|International Classification||B32B3/02, E04C2/36, E04C2/296|
|Cooperative Classification||Y10T428/24149, Y10T428/24157, E04C2/365, Y10T428/236, E04C2/296, B32B3/02|
|European Classification||E04C2/296, B32B3/02, E04C2/36B|
|Aug 28, 1989||AS||Assignment|
Owner name: UNITED TECHNOLOGIES CORPORATION, CONNECTICUT
Free format text: ASSIGNMENT OF ASSIGNORS INTEREST.;ASSIGNORS:SANTISO, JOSEPH M. III;DURINSKI, STANLEY J. JR.;REEL/FRAME:005117/0921

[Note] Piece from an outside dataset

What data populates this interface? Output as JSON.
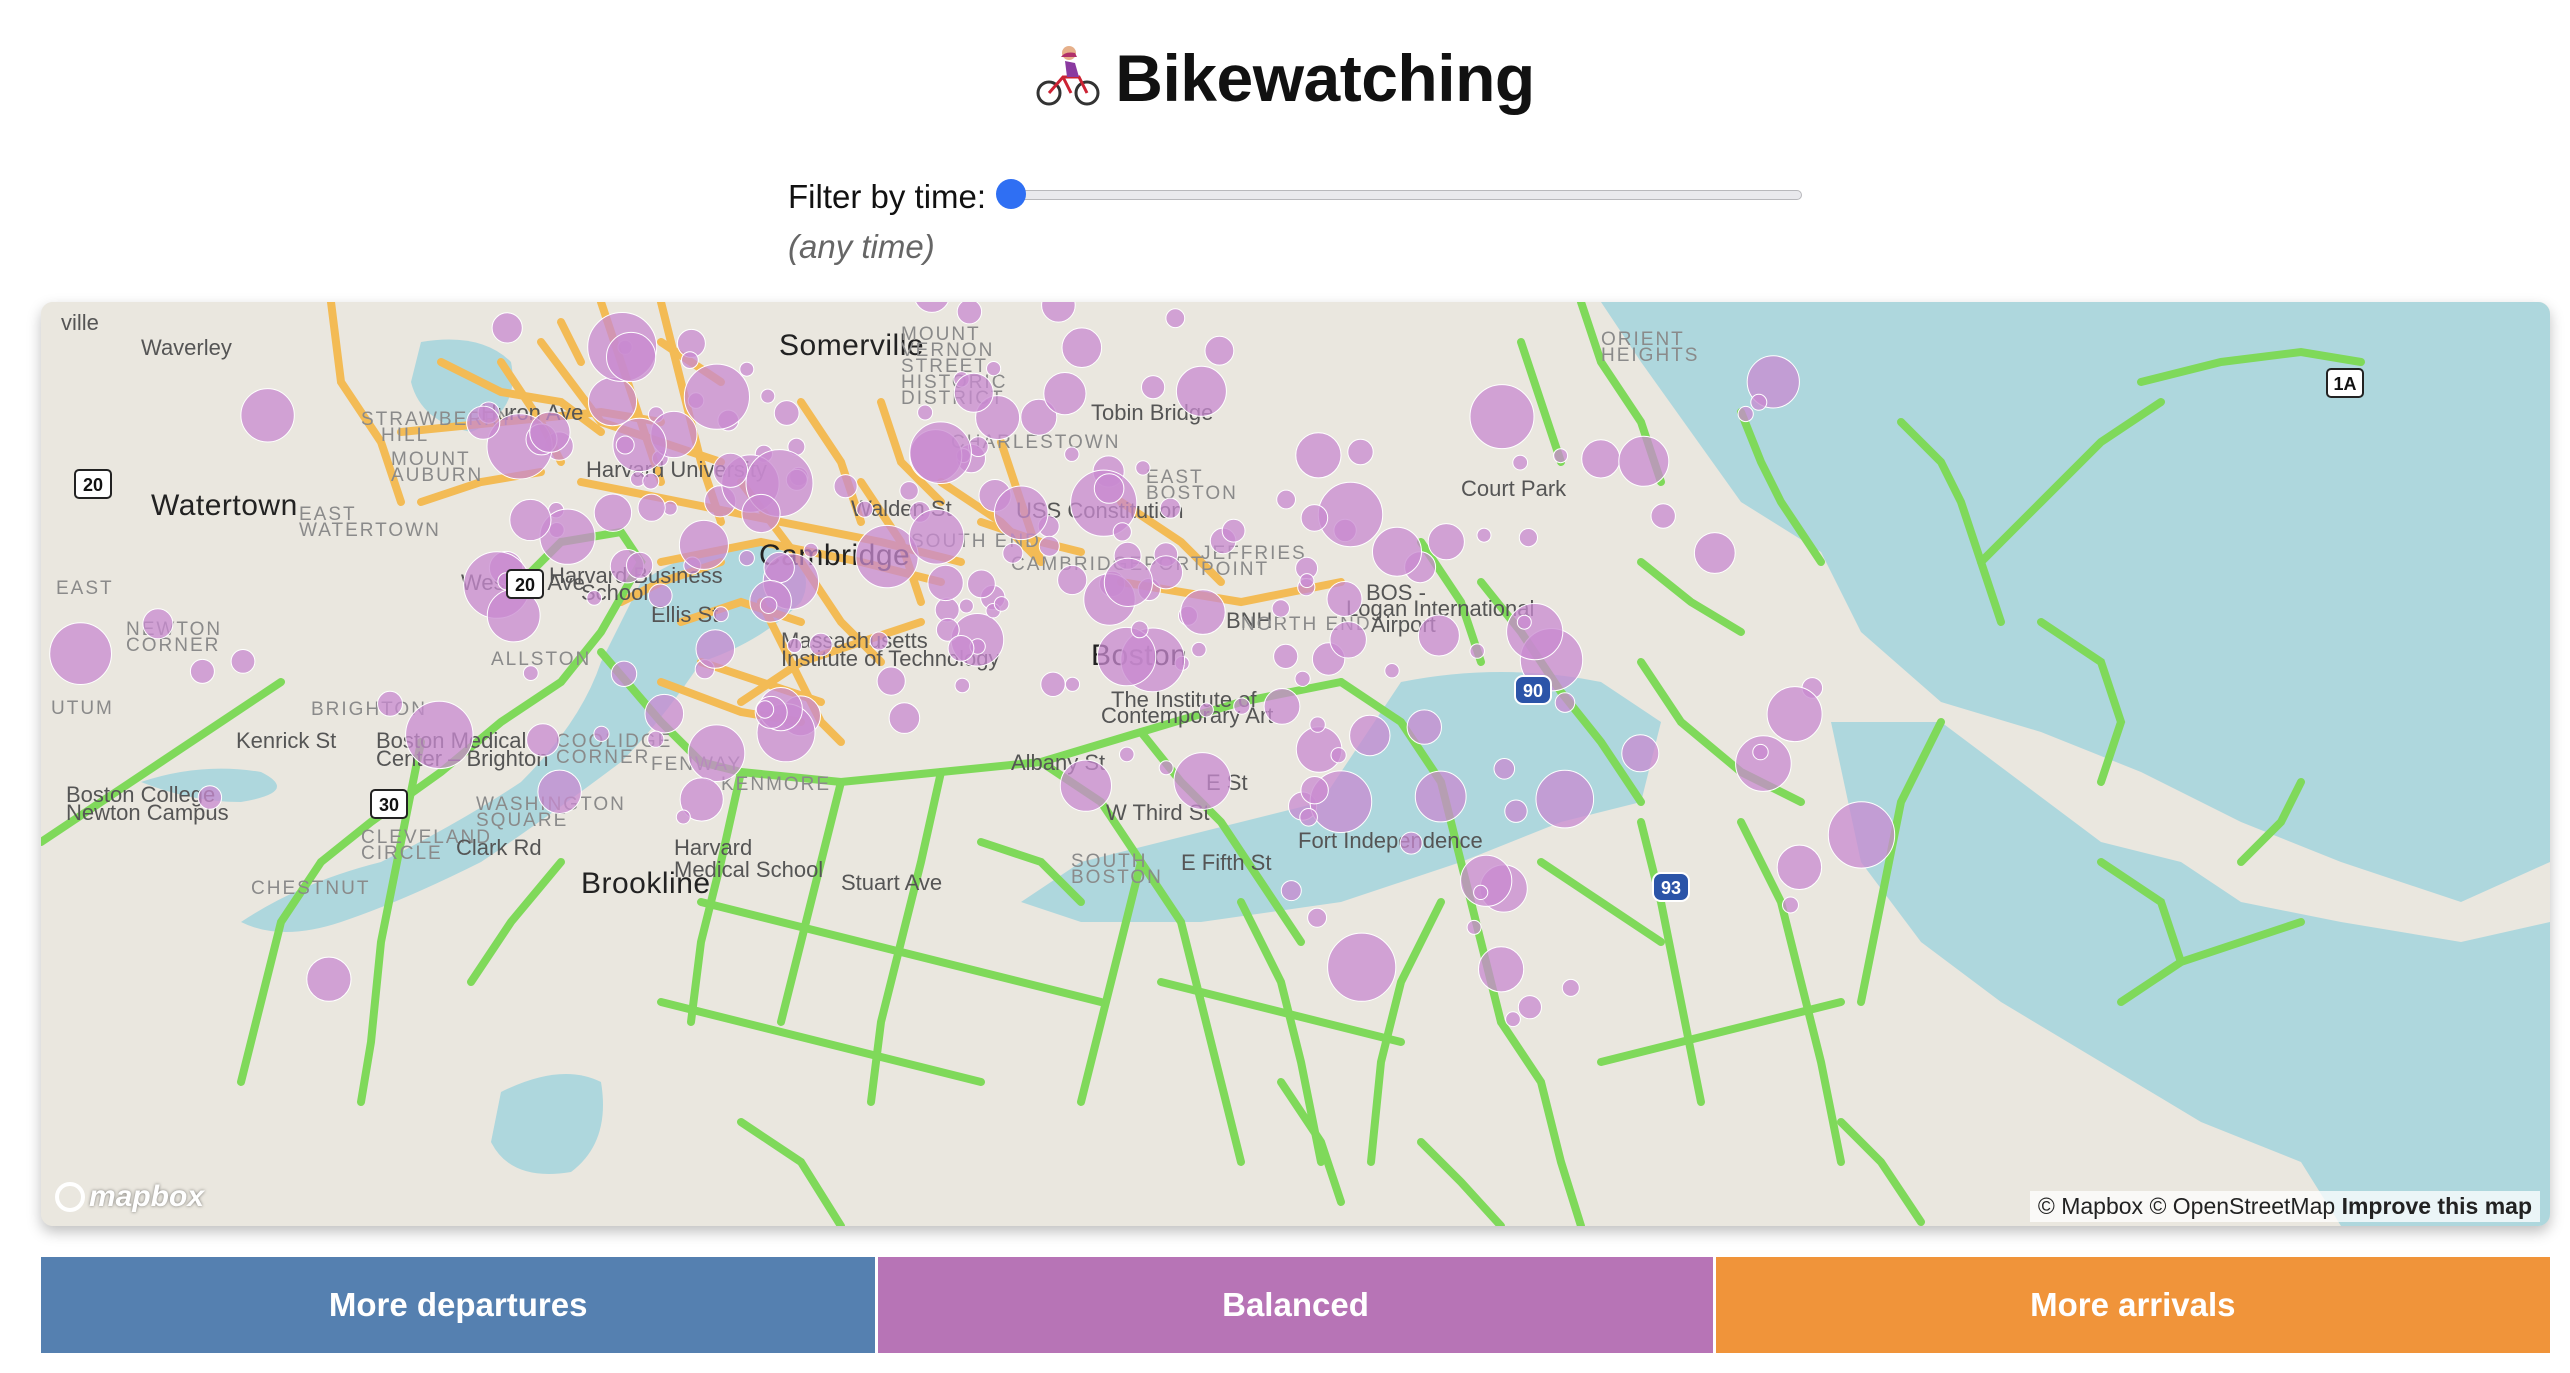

Effective date: 19890818
|Dec 12, 1994||FPAY||Fee payment|
Year of fee payment: 4
|Dec 18, 1998||FPAY||Fee payment|
Year of fee payment: 8
|Dec 17, 2002||FPAY||Fee payment|
Year of fee payment: 12